What do cats and rats and elephants – and for all we know, the unicorn – have that human males don’t?
The answer is a baculum, also known as a penis bone. Yes, while most other male mammals have an actual bone in their, ah, members, Discover Magazine’s Discoblog tells us that human males “must rely on fluid hydraulics.”
Why do I bring this up, so to speak?
Write About Whatever Intrigues You
To prove that science writing can be cool. If you’re good, you can write about damned near anything you want — especially if you’re a blogger.
DiscoBlog, for instance, is Discover’s collection of “quirky, funny, and surprising science news from the edge of the known universe.” It includes a daily feature called NCBI ROFL in which two grad students post real scientific articles on subjects like the above mentioned “What Did God Do With Adam’s Penis Bone?”
(“NCBI” appears to be the National Center for Biotechnology Information, though the blogsite doesn’t spell it out.)
If you’re a scientist and master of journalistic style as well, you can write not only for your peers; you can explain your field to people who either don’t know anything about it or are misinformed. (Think creationists or evolution deniers.)
Super Science Bloggers
Who are some scientist/bloggers?
Science Blogging lists hundreds of them, both individuals and groups, by subject.
If you’re not a scientist but are both a first-rate writer/researcher and compulsively curious, you can learn enough about whatever intrigues you to write fine stuff – even prize-winning stuff.
One writer who did just that is Rebecca Skloot , who got so intrigued with the story of the poor black woman from whom doctors took cancer cells now used for research around the world that she wrote “The Immortal Life of Henrietta Lacks”.
Skloot, who has a B.S. in biological sciences and an MFA in creative nonfiction, financed her degrees by working in emergency rooms, neurology labs, veterinary morgues and martini bars. Researching and writing “Henrietta Lacks” took her 10 years – and a boatload of determination.
Another star science writer is Carl Zimmer, author of ten books, too many articles to count, and a blog called The Loom. Zimmer, who has written about everything from evolution to neurology, is a PhD student in neuroscience at Stanford.
Then there’s Ed Yong of “Not Exactly Rocket Science,” another Discover blogger, who writes about anything he pleases, always winningly. He’s funny too.
It’s Fine To Take Positions
Unlike journalists, science bloggers they can legitimately take positions on issues provided they support them.

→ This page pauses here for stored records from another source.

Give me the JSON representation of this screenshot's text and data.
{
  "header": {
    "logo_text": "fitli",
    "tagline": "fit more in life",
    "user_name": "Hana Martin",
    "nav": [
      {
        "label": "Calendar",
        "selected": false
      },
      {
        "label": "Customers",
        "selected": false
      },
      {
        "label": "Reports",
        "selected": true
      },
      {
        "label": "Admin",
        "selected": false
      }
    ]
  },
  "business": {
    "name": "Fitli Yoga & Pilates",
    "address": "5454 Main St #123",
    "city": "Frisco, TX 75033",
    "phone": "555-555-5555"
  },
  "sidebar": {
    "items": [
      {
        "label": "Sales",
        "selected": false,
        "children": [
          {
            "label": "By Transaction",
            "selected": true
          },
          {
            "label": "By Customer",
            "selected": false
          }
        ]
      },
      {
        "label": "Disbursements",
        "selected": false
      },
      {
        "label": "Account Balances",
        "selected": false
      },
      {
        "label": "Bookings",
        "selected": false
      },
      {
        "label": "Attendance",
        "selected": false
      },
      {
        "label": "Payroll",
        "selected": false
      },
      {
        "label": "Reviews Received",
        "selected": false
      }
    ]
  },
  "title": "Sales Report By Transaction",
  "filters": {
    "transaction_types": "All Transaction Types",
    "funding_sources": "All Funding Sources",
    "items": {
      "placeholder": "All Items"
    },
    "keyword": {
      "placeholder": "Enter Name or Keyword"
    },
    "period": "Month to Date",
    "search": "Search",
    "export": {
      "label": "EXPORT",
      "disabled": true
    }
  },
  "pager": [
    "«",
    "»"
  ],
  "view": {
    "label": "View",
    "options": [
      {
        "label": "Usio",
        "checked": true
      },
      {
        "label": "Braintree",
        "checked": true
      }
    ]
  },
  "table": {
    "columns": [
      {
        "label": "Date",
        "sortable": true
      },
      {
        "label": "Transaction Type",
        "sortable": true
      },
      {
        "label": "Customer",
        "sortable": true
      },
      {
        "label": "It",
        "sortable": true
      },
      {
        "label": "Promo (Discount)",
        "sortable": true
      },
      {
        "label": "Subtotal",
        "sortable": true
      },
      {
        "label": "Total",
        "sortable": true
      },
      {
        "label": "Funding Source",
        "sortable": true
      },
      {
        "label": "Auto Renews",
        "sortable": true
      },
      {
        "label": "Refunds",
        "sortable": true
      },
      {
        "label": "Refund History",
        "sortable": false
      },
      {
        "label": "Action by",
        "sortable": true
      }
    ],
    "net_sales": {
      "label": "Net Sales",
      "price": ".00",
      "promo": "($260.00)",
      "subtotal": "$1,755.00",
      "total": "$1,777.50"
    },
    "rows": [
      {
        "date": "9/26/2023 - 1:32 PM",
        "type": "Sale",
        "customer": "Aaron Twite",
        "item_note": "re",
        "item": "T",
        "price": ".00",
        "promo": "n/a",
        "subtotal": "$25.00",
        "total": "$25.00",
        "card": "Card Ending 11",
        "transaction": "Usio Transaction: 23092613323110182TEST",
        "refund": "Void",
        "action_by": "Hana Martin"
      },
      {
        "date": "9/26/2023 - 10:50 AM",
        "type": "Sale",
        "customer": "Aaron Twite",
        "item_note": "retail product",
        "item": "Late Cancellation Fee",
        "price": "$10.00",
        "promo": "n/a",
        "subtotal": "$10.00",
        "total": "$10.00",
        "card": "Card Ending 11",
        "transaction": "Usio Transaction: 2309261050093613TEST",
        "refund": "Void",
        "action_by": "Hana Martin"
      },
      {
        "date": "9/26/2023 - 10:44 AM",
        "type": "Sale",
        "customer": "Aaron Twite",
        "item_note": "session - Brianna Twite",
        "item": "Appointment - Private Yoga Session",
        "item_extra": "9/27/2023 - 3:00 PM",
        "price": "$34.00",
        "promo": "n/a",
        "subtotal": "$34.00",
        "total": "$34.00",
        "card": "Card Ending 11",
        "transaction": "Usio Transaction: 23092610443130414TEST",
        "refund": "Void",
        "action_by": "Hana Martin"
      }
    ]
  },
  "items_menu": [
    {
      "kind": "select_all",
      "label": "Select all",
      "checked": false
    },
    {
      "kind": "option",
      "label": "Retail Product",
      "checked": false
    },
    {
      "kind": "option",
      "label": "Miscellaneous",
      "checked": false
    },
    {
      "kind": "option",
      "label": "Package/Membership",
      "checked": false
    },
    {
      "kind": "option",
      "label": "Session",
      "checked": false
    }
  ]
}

In one Wired post, “Does Marijuana Make You Stupid?” freelancer Jonah Lehrer argued that it doesn’t – but only after citing reliable studies and making a thoughtful argument to support his position.
Probably the best reason to be a science writer is that it’s fun. You have a legitimate reason to explore things like dinosaurs. The human brain. The cosmos. Even why men don’t have bacula.
One teacher wrote an essay suggesting kids in high school biology classes might like science better if the first lesson of the year were about the baculum.
“Thy Rod and Thy Staff.”